The Kenyan Ministry of Health and multilateral partners will from May 16 to 24 conduct nationwide vaccination campaign against measles and tetanus targeting 19 million children and 800,000 women of child bearing age.
The principal secretary in the ministry, Nicholas Muraguri, said at a media briefing on Thursday that the largest immunisation drive against the two highly infectious diseases since independence would cost 20 million dollars.
Muraguri said that the government has invested in adequate infrastructure and personnel to ensure the eight day vaccination exercise against measles and tetanus is carried out without hitches.
“The new vaccination campaign against measles and tetanus has been endorsed by all our key partners as we embark on the journey to eliminate the two diseases by 2020,’’ Muraguri said.
He added that the ministry aimed to achieve 95 per cent coverage during the forthcoming measles immunisation targeting children aged between 9 months to 14 years.
“This is a historic immunisation campaign against measles and we expect it to have a huge impact.
“It will be carried out in health facilities, schools and places of worship countrywide.

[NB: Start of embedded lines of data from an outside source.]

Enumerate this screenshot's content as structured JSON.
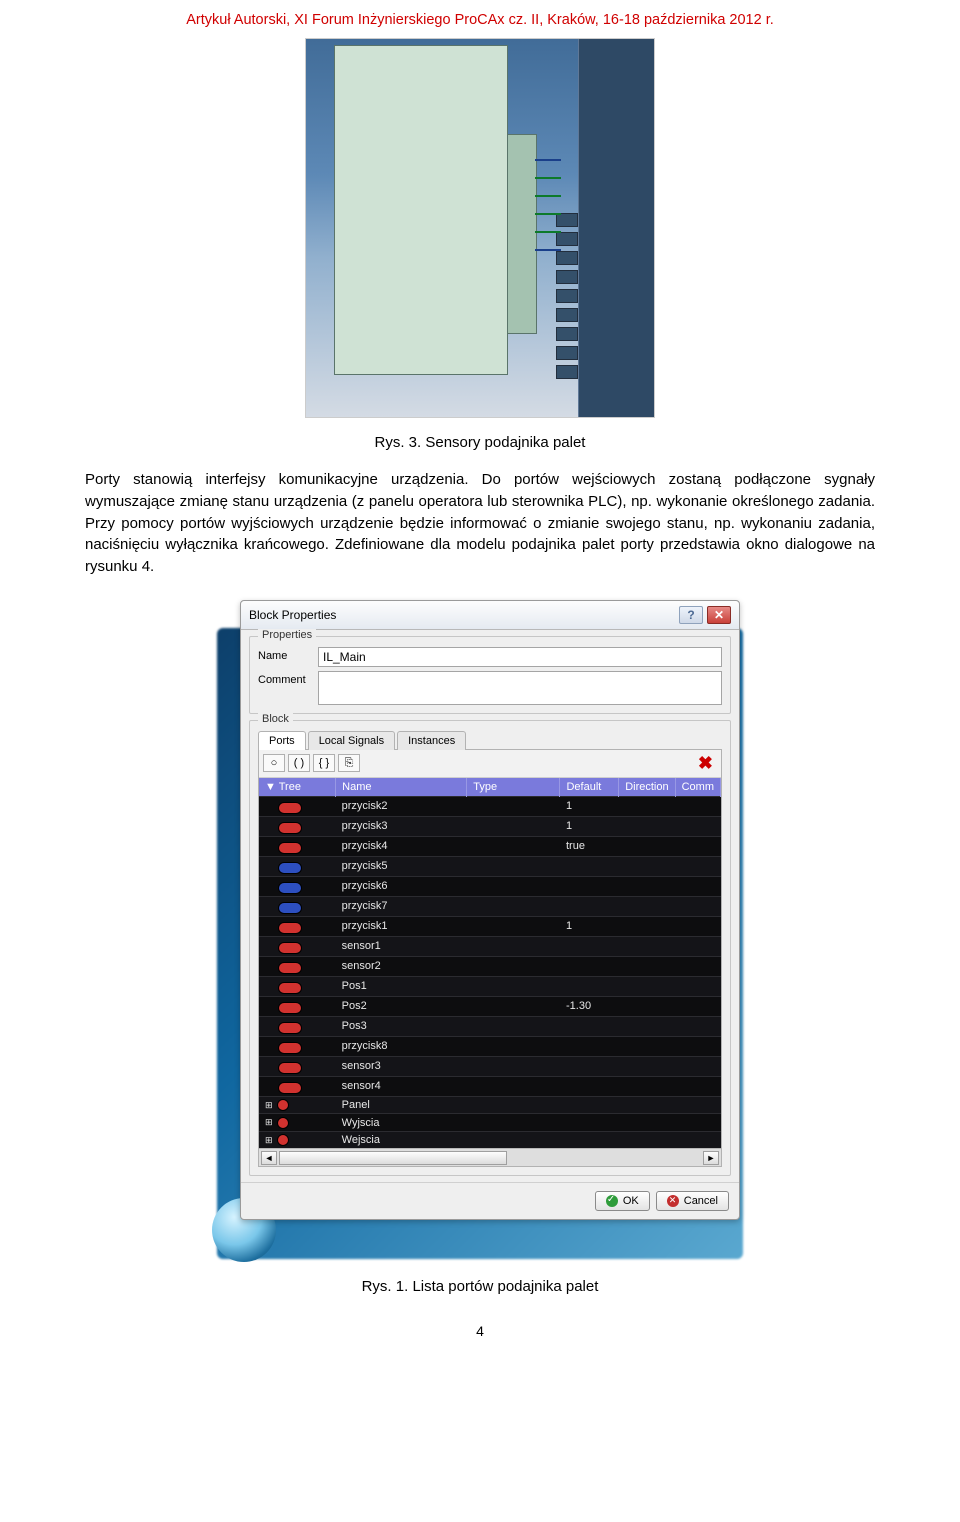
{
  "header_note": "Artykuł Autorski, XI Forum Inżynierskiego ProCAx cz. II, Kraków, 16-18 października 2012 r.",
  "fig3_caption": "Rys. 3. Sensory podajnika palet",
  "body_paragraph": "Porty stanowią interfejsy komunikacyjne urządzenia. Do portów wejściowych zostaną podłączone sygnały wymuszające zmianę stanu urządzenia (z panelu operatora lub sterownika PLC), np. wykonanie określonego zadania. Przy pomocy portów wyjściowych urządzenie będzie informować o zmianie swojego stanu, np. wykonaniu zadania, naciśnięciu wyłącznika krańcowego. Zdefiniowane dla modelu podajnika palet porty przedstawia okno dialogowe na rysunku 4.",
  "dialog": {
    "title": "Block Properties",
    "properties_group": "Properties",
    "name_label": "Name",
    "name_value": "IL_Main",
    "comment_label": "Comment",
    "comment_value": "",
    "block_group": "Block",
    "tabs": {
      "ports": "Ports",
      "local_signals": "Local Signals",
      "instances": "Instances"
    },
    "toolbar_buttons": [
      "○",
      "( )",
      "{ }",
      "⎘"
    ],
    "columns": [
      "Tree",
      "Name",
      "Type",
      "Default",
      "Direction",
      "Comm"
    ],
    "rows": [
      {
        "pin": "red",
        "name": "przycisk2",
        "type": "",
        "default": "1",
        "expand": false
      },
      {
        "pin": "red",
        "name": "przycisk3",
        "type": "",
        "default": "1",
        "expand": false
      },
      {
        "pin": "red",
        "name": "przycisk4",
        "type": "",
        "default": "true",
        "expand": false
      },
      {
        "pin": "blue",
        "name": "przycisk5",
        "type": "",
        "default": "",
        "expand": false
      },
      {
        "pin": "blue",
        "name": "przycisk6",
        "type": "",
        "default": "",
        "expand": false
      },
      {
        "pin": "blue",
        "name": "przycisk7",
        "type": "",
        "default": "",
        "expand": false
      },
      {
        "pin": "red",
        "name": "przycisk1",
        "type": "",
        "default": "1",
        "expand": false
      },
      {
        "pin": "red",
        "name": "sensor1",
        "type": "",
        "default": "",
        "expand": false
      },
      {
        "pin": "red",
        "name": "sensor2",
        "type": "",
        "default": "",
        "expand": false
      },
      {
        "pin": "red",
        "name": "Pos1",
        "type": "",
        "default": "",
        "expand": false
      },
      {
        "pin": "red",
        "name": "Pos2",
        "type": "",
        "default": "-1.30",
        "expand": false
      },
      {
        "pin": "red",
        "name": "Pos3",
        "type": "",
        "default": "",
        "expand": false
      },
      {
        "pin": "red",
        "name": "przycisk8",
        "type": "",
        "default": "",
        "expand": false
      },
      {
        "pin": "red",
        "name": "sensor3",
        "type": "",
        "default": "",
        "expand": false
      },
      {
        "pin": "red",
        "name": "sensor4",
        "type": "",
        "default": "",
        "expand": false
      },
      {
        "pin": "dot",
        "name": "Panel",
        "type": "",
        "default": "",
        "expand": true
      },
      {
        "pin": "dot",
        "name": "Wyjscia",
        "type": "",
        "default": "",
        "expand": true
      },
      {
        "pin": "dot",
        "name": "Wejscia",
        "type": "",
        "default": "",
        "expand": true
      }
    ],
    "ok_label": "OK",
    "cancel_label": "Cancel"
  },
  "fig1_caption": "Rys. 1. Lista portów podajnika palet",
  "page_number": "4"
}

“Kenya is on course to achieve the 2020 target of measles elimination thanks to routine immunisation, improved surveillance alongside case management,’’ Muraguri told newsmen.

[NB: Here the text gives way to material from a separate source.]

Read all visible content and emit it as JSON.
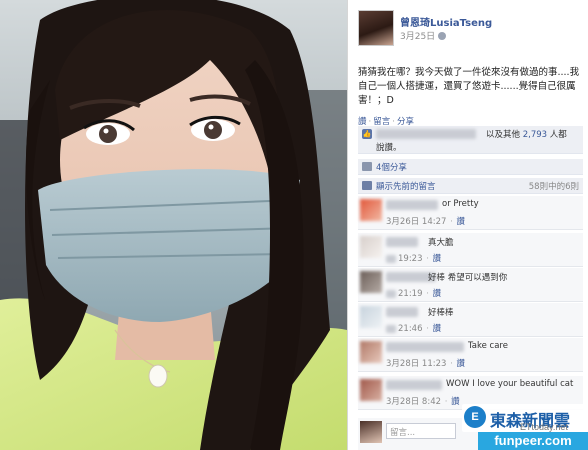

According to him, the tetanus vaccination campaign targets women aged 15 to 49 years in eleven high burden counties in northern Kenya.
Muraguri regretted the bacterial disease has been a drawback in the efforts to promote maternal and child health.

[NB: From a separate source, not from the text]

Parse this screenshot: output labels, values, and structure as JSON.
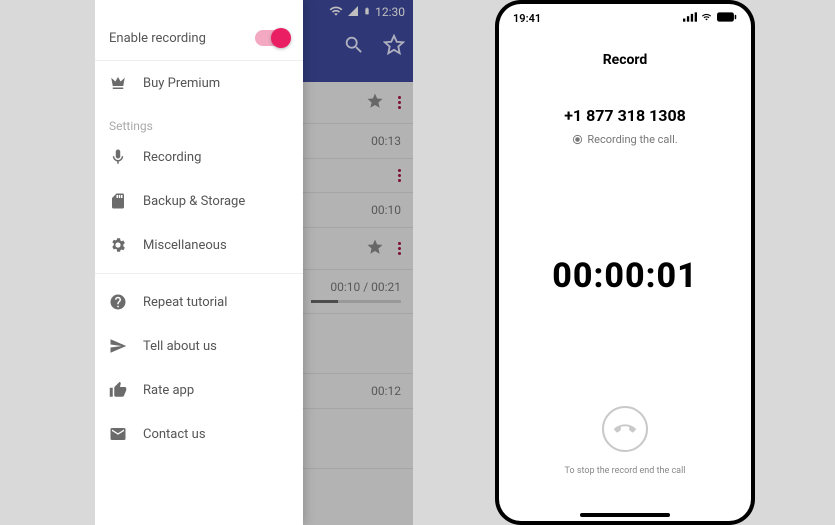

Kenya is among African countries that have significantly reduced the burden of measles this decade.
According to the ministry, confirmed measles cases in Kenya dropped from 2,559 in 2011 to 67 in 2015.
However, it noted that the battle against tetanus remained an uphill task as the country loses a child every day due to the bacterial infection. (Xinhua/NAN)